Obviously this is pretty great news for companies looking to import e-bikes from China. But that’s something that we should be trying to move away from. Importing bikes from the Chinese market carries a much higher carbon cost, contributes to supply chain issues and still costs more than onshore production.
The bike industry- and the UK- need to move past importing bikes into the country. We have the ability to create a much more environmentally friendly bike industry within the country. This will allow us to build an industry, develop skilled jobs, lower the cost of bikes and make cycling truly green.
Carbon Cost Of Importation
This isn’t going to a surprise to many of you but international shipping is not a green industry. It’s responsible for 1 million metric tons of CO2. This isn’t the first time we’ve mentioned this. Granted all of that CO2 isn’t generated by the bike industry, but some of it is. We’re still on the hook for it.
By lowering the anti-dumping charges of electric bikes being shipped we are essentially being encouraged to import instead of developing industry. At the very least it is making it more difficult to reshore.
It’s not just the shipping industry that increases the carbon cost of these imports though. Off shore manufacture means that you have less control over the manufacturing process. That means you aren’t able to ensure the use of green energy to produce a green product.
China is still the leading producer of CO2 emissions due to heavy reliance on fossil fuels. The bulk of bikes that come out of China will be created using polluting energy sources. Onshore production can operate within greener, even carbon neutral facilities a lot more. Although we feel it’s important to say onshore manufacture isn’t necessarily following best ecological practice either.
Offshore supply Chain Problems
One of the big reasons a shift to the reshoring industry became popular is because of the world’s supply chain issues. While these problems have been alleviated, they aren’t gone. The underlying causes of the supply chain problems still exist.
With the bulk of the worlds bikes coming from China, producers couldn’t keep up with the demand. This problem was compounded by lower staff levels and difficulties at customs and ports. The main issue is still the same though.
Offshore production is too centralised. If one area is producing most of the worlds bikes then they are dealing with all of the demand. By spreading production out to more local areas those areas are better able to handle the demand.
If 50 factories were managing all of the demand for the UK and USA they have to keep up with both. However 35 factories in the US and 15 in UK would be dealing mostly with their own demand. 35 factories would deal with higher demand in one location and 15 would deal with the lower demand in the other.
This is before factoring in the extra steps required with offshore production. More companies, more borders, more custom checks.
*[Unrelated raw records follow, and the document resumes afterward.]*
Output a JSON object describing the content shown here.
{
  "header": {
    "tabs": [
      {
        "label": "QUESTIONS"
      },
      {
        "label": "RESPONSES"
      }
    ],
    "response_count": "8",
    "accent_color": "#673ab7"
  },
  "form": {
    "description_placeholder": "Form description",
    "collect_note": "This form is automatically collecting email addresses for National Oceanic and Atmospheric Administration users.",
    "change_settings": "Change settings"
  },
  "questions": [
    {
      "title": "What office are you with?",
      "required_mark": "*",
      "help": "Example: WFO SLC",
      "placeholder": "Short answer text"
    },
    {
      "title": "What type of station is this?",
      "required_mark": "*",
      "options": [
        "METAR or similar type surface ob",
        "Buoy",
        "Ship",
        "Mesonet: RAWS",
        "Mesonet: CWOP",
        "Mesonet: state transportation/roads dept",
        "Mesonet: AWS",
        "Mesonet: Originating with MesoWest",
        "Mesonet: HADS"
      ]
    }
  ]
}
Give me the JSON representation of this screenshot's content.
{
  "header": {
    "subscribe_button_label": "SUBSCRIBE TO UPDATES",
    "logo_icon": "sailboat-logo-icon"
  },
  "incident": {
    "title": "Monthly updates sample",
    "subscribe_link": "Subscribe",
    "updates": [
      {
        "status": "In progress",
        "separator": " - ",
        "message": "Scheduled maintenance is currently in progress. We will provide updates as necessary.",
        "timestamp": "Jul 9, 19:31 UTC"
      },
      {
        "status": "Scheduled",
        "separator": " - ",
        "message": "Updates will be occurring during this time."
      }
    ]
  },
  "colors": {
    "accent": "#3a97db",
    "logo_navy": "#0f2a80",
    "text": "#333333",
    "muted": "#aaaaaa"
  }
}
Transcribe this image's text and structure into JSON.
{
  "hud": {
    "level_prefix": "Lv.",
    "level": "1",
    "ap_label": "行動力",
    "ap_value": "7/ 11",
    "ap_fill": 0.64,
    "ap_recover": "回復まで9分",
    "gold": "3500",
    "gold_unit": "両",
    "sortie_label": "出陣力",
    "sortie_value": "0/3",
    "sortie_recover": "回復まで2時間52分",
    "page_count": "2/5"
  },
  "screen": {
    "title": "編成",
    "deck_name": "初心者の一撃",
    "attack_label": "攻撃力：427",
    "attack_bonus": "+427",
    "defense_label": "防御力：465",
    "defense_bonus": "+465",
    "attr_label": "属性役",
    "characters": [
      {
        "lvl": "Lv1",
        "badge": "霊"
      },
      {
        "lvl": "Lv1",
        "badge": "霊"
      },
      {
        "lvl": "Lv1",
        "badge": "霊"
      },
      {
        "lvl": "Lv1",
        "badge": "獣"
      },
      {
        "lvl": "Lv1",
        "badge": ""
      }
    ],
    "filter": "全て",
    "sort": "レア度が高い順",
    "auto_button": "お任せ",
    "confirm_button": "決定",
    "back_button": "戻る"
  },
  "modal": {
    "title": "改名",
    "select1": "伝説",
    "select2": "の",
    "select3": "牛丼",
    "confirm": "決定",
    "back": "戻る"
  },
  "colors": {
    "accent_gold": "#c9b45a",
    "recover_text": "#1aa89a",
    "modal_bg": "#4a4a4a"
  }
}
Each new cog is a new point that can get clogged up. By streamlining the production and delivery process as much as possible you safeguard against problems.
Lower Anti-Dumping Charges Don’t Make Importing More Cost Effective
Anti-dumping charges on electric bikes from two Chinese suppliers were lowered to 16.2%. Which again is great news if you are importing from them. But that doesn’t mean the total cost of importing dropped to 16.2%. Total combined duty will drop significantly from 79.3% to 33.4%. That’s still quite the saving on imports.
Why spend any of that though? While the production cost of domestically produced bikes is higher than those produced in China, at least right now, you don’t need to worry about import charges.
If you import £10,000 pounds worth of bikes at these rates it would be £13,340 with anti-dump charges and countervailing duties. With a reshored industry for bike production though you can cut out those charges entirely.
Now that doesn’t mean it works out cheaper automatically. You very well might be spending more for domestic production, especially after these reductions. However you will also be lowering your carbon footprint and benefitting from a more stable supply chain. Beyond that you will have greater security in future price changes. Again streamlining a system safeguards against problems by reducing the amount that can occur.